New Delhi: The Indian Air Force (IAF) posted a photo of Flying Officer Bhawana Kanth getting ready for a sortie in a MiG 21 fighter aircraft on Sunday. The photo went viral within a few minutes and saluting her, people posted comments such as - 'real heroes', 'Jai Hind' and 'I love IAF' on Instagram.
Kanth is only the second woman combat pilot to fly solo in a fighter aircraft after Flying Officer Avani Chaturvedi. The IAF officer achieved the feat when she flew in a MiG 21 Bison aircraft from Ambala Air Force Station at around 2 pm on March 16, 2018.
Flying Officers Kanth, Chaturvedi and Mohana Singh are the first women fighter pilots in the IAF. They were commissioned into the IAF in July 2016, less than a year after the fighter stream was opened for women on an experimental basis.
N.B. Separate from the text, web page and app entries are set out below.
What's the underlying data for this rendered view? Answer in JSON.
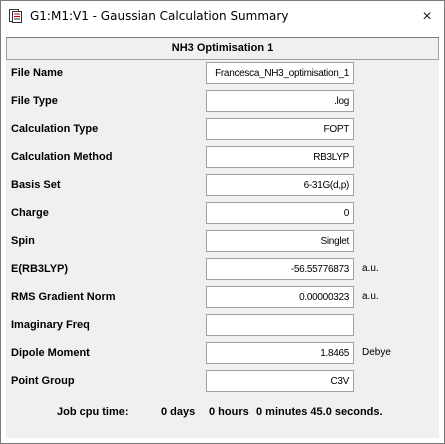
{
  "window": {
    "title": "G1:M1:V1 - Gaussian Calculation Summary",
    "close_icon": "×"
  },
  "summary": {
    "heading": "NH3 Optimisation 1",
    "rows": [
      {
        "label": "File Name",
        "value": "Francesca_NH3_optimisation_1",
        "unit": ""
      },
      {
        "label": "File Type",
        "value": ".log",
        "unit": ""
      },
      {
        "label": "Calculation Type",
        "value": "FOPT",
        "unit": ""
      },
      {
        "label": "Calculation Method",
        "value": "RB3LYP",
        "unit": ""
      },
      {
        "label": "Basis Set",
        "value": "6-31G(d,p)",
        "unit": ""
      },
      {
        "label": "Charge",
        "value": "0",
        "unit": ""
      },
      {
        "label": "Spin",
        "value": "Singlet",
        "unit": ""
      },
      {
        "label": "E(RB3LYP)",
        "value": "-56.55776873",
        "unit": "a.u."
      },
      {
        "label": "RMS Gradient Norm",
        "value": "0.00000323",
        "unit": "a.u."
      },
      {
        "label": "Imaginary Freq",
        "value": "",
        "unit": ""
      },
      {
        "label": "Dipole Moment",
        "value": "1.8465",
        "unit": "Debye"
      },
      {
        "label": "Point Group",
        "value": "C3V",
        "unit": ""
      }
    ]
  },
  "cpu_time": {
    "label": "Job cpu time:",
    "days": "0 days",
    "hours": "0 hours",
    "rest": "0 minutes 45.0 seconds."
  }
}
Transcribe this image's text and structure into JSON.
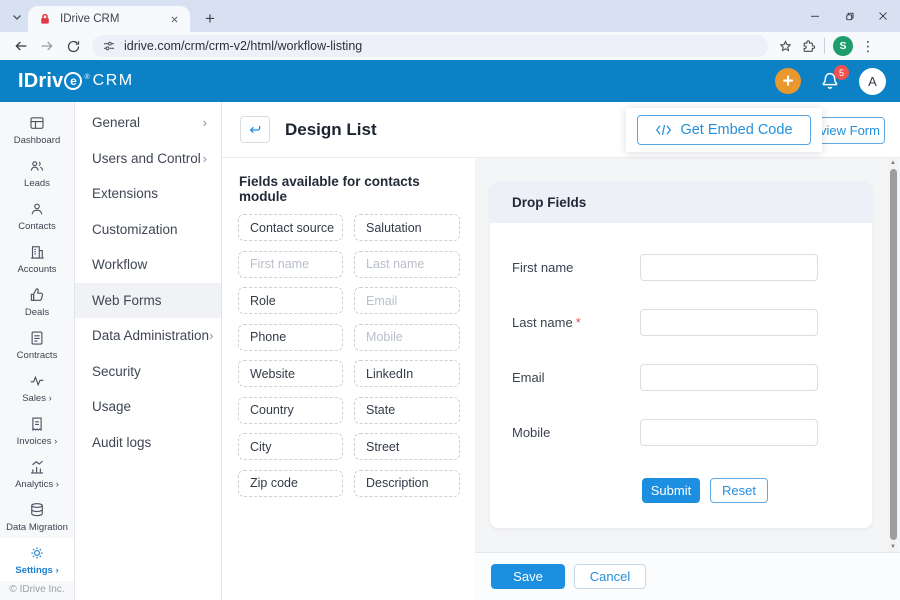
{
  "browser": {
    "tab_title": "IDrive CRM",
    "url": "idrive.com/crm/crm-v2/html/workflow-listing",
    "profile_initial": "S"
  },
  "app_header": {
    "logo_prefix": "IDriv",
    "logo_e": "e",
    "logo_reg": "®",
    "logo_suffix": "CRM",
    "notification_count": "5",
    "avatar_initial": "A"
  },
  "nav_rail": {
    "items": [
      {
        "label": "Dashboard"
      },
      {
        "label": "Leads"
      },
      {
        "label": "Contacts"
      },
      {
        "label": "Accounts"
      },
      {
        "label": "Deals"
      },
      {
        "label": "Contracts"
      },
      {
        "label": "Sales ›"
      },
      {
        "label": "Invoices ›"
      },
      {
        "label": "Analytics ›"
      },
      {
        "label": "Data Migration"
      },
      {
        "label": "Settings ›"
      }
    ],
    "copyright": "© IDrive Inc."
  },
  "settings_menu": {
    "items": [
      {
        "label": "General",
        "chevron": "›"
      },
      {
        "label": "Users and Control",
        "chevron": "›"
      },
      {
        "label": "Extensions",
        "chevron": ""
      },
      {
        "label": "Customization",
        "chevron": ""
      },
      {
        "label": "Workflow",
        "chevron": ""
      },
      {
        "label": "Web Forms",
        "chevron": ""
      },
      {
        "label": "Data Administration",
        "chevron": "›"
      },
      {
        "label": "Security",
        "chevron": ""
      },
      {
        "label": "Usage",
        "chevron": ""
      },
      {
        "label": "Audit logs",
        "chevron": ""
      }
    ]
  },
  "main": {
    "page_title": "Design List",
    "preview_form_label": "view Form",
    "embed_button_label": "Get Embed Code",
    "fields_heading": "Fields available for contacts module",
    "chips": [
      {
        "label": "Contact source",
        "disabled": false
      },
      {
        "label": "Salutation",
        "disabled": false
      },
      {
        "label": "First name",
        "disabled": true
      },
      {
        "label": "Last name",
        "disabled": true
      },
      {
        "label": "Role",
        "disabled": false
      },
      {
        "label": "Email",
        "disabled": true
      },
      {
        "label": "Phone",
        "disabled": false
      },
      {
        "label": "Mobile",
        "disabled": true
      },
      {
        "label": "Website",
        "disabled": false
      },
      {
        "label": "LinkedIn",
        "disabled": false
      },
      {
        "label": "Country",
        "disabled": false
      },
      {
        "label": "State",
        "disabled": false
      },
      {
        "label": "City",
        "disabled": false
      },
      {
        "label": "Street",
        "disabled": false
      },
      {
        "label": "Zip code",
        "disabled": false
      },
      {
        "label": "Description",
        "disabled": false
      }
    ],
    "form_builder": {
      "heading": "Drop Fields",
      "rows": [
        {
          "label": "First name",
          "required_mark": ""
        },
        {
          "label": "Last name",
          "required_mark": "*"
        },
        {
          "label": "Email",
          "required_mark": ""
        },
        {
          "label": "Mobile",
          "required_mark": ""
        }
      ],
      "submit_label": "Submit",
      "reset_label": "Reset"
    },
    "footer": {
      "save_label": "Save",
      "cancel_label": "Cancel"
    }
  },
  "colors": {
    "header_blue": "#0d81c6",
    "accent_blue": "#1d8fe1",
    "add_button_orange": "#e8982c",
    "badge_red": "#ef5350"
  },
  "glyphs": {
    "plus": "+",
    "kebab": "⋮",
    "scroll_up": "▲",
    "scroll_down": "▼"
  }
}
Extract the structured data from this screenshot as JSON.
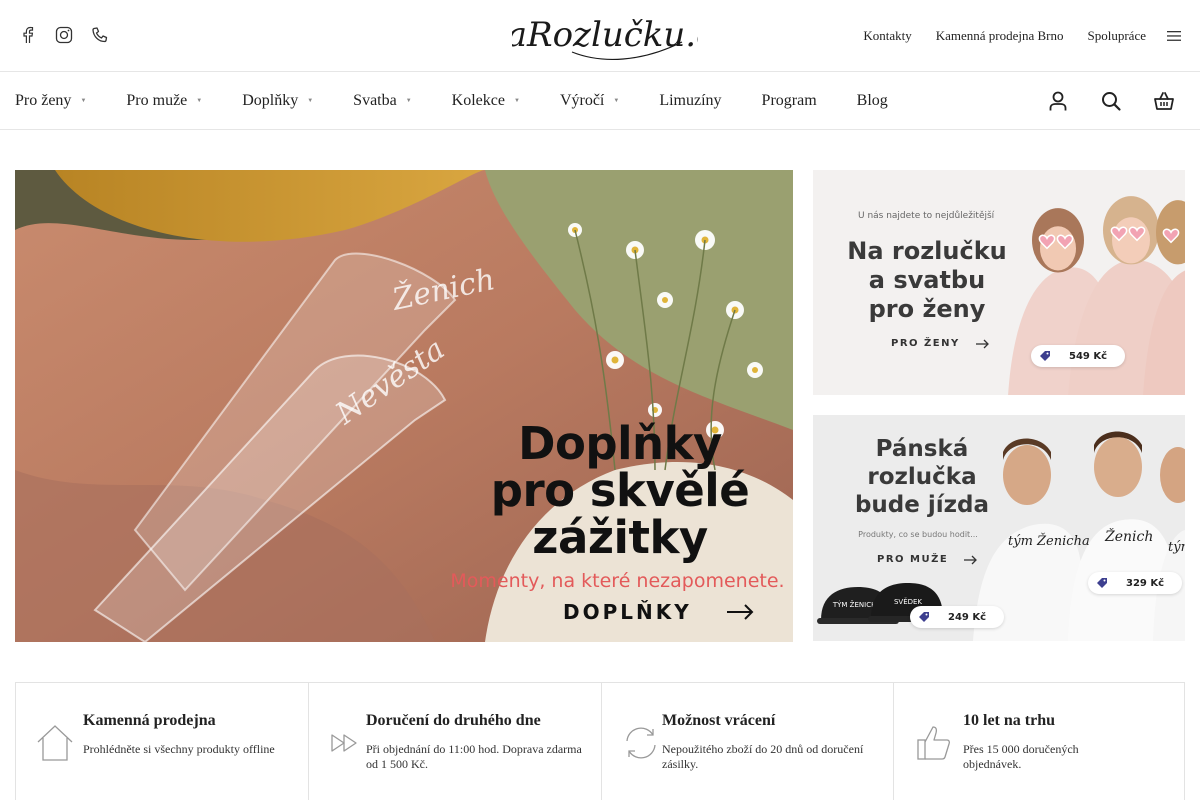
{
  "header": {
    "social": [
      "facebook-icon",
      "instagram-icon",
      "phone-icon"
    ],
    "logo_text": "NaRozlučku.cz",
    "links": [
      "Kontakty",
      "Kamenná prodejna Brno",
      "Spolupráce"
    ]
  },
  "nav": {
    "items": [
      {
        "label": "Pro ženy",
        "has_dropdown": true
      },
      {
        "label": "Pro muže",
        "has_dropdown": true
      },
      {
        "label": "Doplňky",
        "has_dropdown": true
      },
      {
        "label": "Svatba",
        "has_dropdown": true
      },
      {
        "label": "Kolekce",
        "has_dropdown": true
      },
      {
        "label": "Výročí",
        "has_dropdown": true
      },
      {
        "label": "Limuzíny",
        "has_dropdown": false
      },
      {
        "label": "Program",
        "has_dropdown": false
      },
      {
        "label": "Blog",
        "has_dropdown": false
      }
    ],
    "caret": "▼",
    "icons": [
      "user-icon",
      "search-icon",
      "basket-icon"
    ]
  },
  "hero": {
    "title_lines": [
      "Doplňky",
      "pro skvělé",
      "zážitky"
    ],
    "subtitle": "Momenty, na které nezapomenete.",
    "cta": "DOPLŇKY",
    "glass_1": "Ženich",
    "glass_2": "Nevěsta"
  },
  "banner_women": {
    "tagline": "U nás najdete to nejdůležitější",
    "title_lines": [
      "Na rozlučku",
      "a svatbu",
      "pro ženy"
    ],
    "cta": "PRO ŽENY",
    "price": "549 Kč"
  },
  "banner_men": {
    "title_lines": [
      "Pánská",
      "rozlučka",
      "bude jízda"
    ],
    "tagline": "Produkty, co se budou hodit...",
    "cta": "PRO MUŽE",
    "shirt_1": "tým Ženicha",
    "shirt_2": "Ženich",
    "shirt_3": "tým Ženicha",
    "cap_1": "TÝM ŽENICHA",
    "cap_2": "SVĚDEK",
    "price_shirt": "329 Kč",
    "price_caps": "249 Kč"
  },
  "features": [
    {
      "icon": "house-icon",
      "title": "Kamenná prodejna",
      "desc": "Prohlédněte si všechny produkty offline"
    },
    {
      "icon": "fast-forward-icon",
      "title": "Doručení do druhého dne",
      "desc": "Při objednání do 11:00 hod. Doprava zdarma od 1 500 Kč."
    },
    {
      "icon": "refresh-icon",
      "title": "Možnost vrácení",
      "desc": "Nepoužitého zboží do 20 dnů od doručení zásilky."
    },
    {
      "icon": "thumbs-up-icon",
      "title": "10 let na trhu",
      "desc": "Přes 15 000 doručených objednávek."
    }
  ]
}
It was in October 2015 that the government had taken the decision to open the fighter stream for women in IAF. And in October 2017, history was created when the first three women fighter pilots of the country were given the green signal to fly military jets after completing a strenuous training in the next three weeks.
Earlier, on March 8, 2018, on International Women’s Day, the IAF had released a video saluting the women in service. “Every woman inspires, nurtures and supports, but some wear overalls and combats boots as well,” they had said in the video, which had featured Chaturvedi, Kanth and Singh.
The video also showed women IAF personnel attending classes at fighter training wing along with their male counterparts and handling ground operations of the Indian Air Force.
#SilverJubileeOfWomenInIAF : Indian Air Force salutes the Strength and Spirit of the Brave Women on International Women’s Day 2018.
— Indian Air Force (@IAF_MCC) March 8, 2018
The video had come days after Chaturvedi had created history by becoming the first Indian woman fighter pilot to fly a fighter aircraft. On February 21, 2018, she had flown a MiG-21 Bison in her first solo flight in Jamnagar, Gujarat. MiG-21 Bison has the highest landing and take-off speed in the world - 340 km/ph.